According to studies, babies can begin to recognize their names by the time they are between 4 and 6 months old. As they grow and develop, they begin to come into their identities, and a huge part of that is their name.
According to Joanna Fortune, a psychotherapist specializing in parent-child relationships, who wrote the books Why We Play and 15 Minute Parenting, says: “A name is such a personal choice and is the first gift that we give our children. For that reason, it is loaded with meaning and desire and hope and love.”
There are many reasons why your child can end up liking their names, ranging from wanting a more unusual name to stand out, or the opposite, a more “normal” name in order to fit in. They could also feel like their name doesn’t fit with their gender identity, or they are trying to figure out their identity altogether.
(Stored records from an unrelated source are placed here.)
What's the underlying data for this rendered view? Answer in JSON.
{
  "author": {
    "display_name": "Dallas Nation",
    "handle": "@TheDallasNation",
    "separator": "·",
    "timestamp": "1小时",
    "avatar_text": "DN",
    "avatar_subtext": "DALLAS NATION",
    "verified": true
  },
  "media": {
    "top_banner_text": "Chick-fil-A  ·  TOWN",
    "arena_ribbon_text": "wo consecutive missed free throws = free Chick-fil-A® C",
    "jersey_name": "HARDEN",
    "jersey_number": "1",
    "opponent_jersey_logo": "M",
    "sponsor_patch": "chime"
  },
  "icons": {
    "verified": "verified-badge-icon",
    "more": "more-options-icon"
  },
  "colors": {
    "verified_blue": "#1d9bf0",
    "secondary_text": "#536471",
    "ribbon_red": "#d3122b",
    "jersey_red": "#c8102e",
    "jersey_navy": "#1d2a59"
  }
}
It’s important to first try to understand what your child is going through and why they have decided they do not like their name. This will go differently depending on how old the child is, as if they’re younger, you can try to test out a different name while at home and see how it goes, while older kids might be more adamant about legal name changes.
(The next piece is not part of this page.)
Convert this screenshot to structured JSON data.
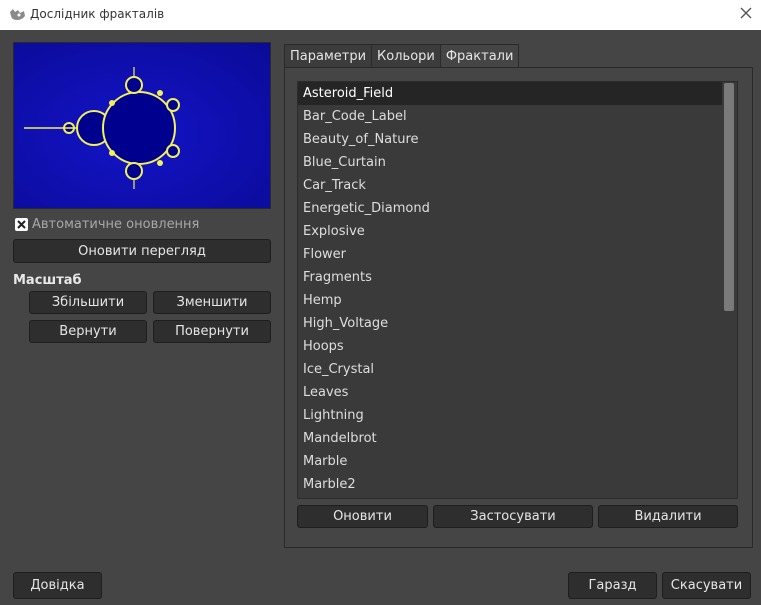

You can start out with a nickname and see whether or not your child feels better after that. Fortune suggests: “I would advise against body-based nicknames; they tend to be the ones children object most to.”
If the nickname goes well, you can let their teachers know, as well as parents of their peers, that way everyone can start to call them by their preferred nickname. According to fortune, it’s important to “State clearly and unapologetically that they are now using this name, and this is what they should be called now.”
If your child is old enough and feels very strongly about it, you can then consider an actual legal name change. It’s important to wait until your child is certain that this is a permanent change that they want to make, or to wait until they are old enough to do it themselves.
When it comes to name changes in order to reflect their gender identity, Fortune explains: “If your child is living with a self-selected gender identity (rather than assigned-at-birth identity), the name you gave them may not be appropriate for them anymore and may, in fact, serve to trigger anxiety. Allow them to tell you the name they are comfortable being called, follow steps regarding school and family, and support them with changing travel documents.”
There’s no reason to feel guilty or hurt, even though it can be natural to feel this way. You chose the name that is meaningful to you, and while that is a beautiful choice, ultimately you want your child to feel comfortable with the name they have to walk around with forever. Make sure you let your child feel supported and don’t take it personally.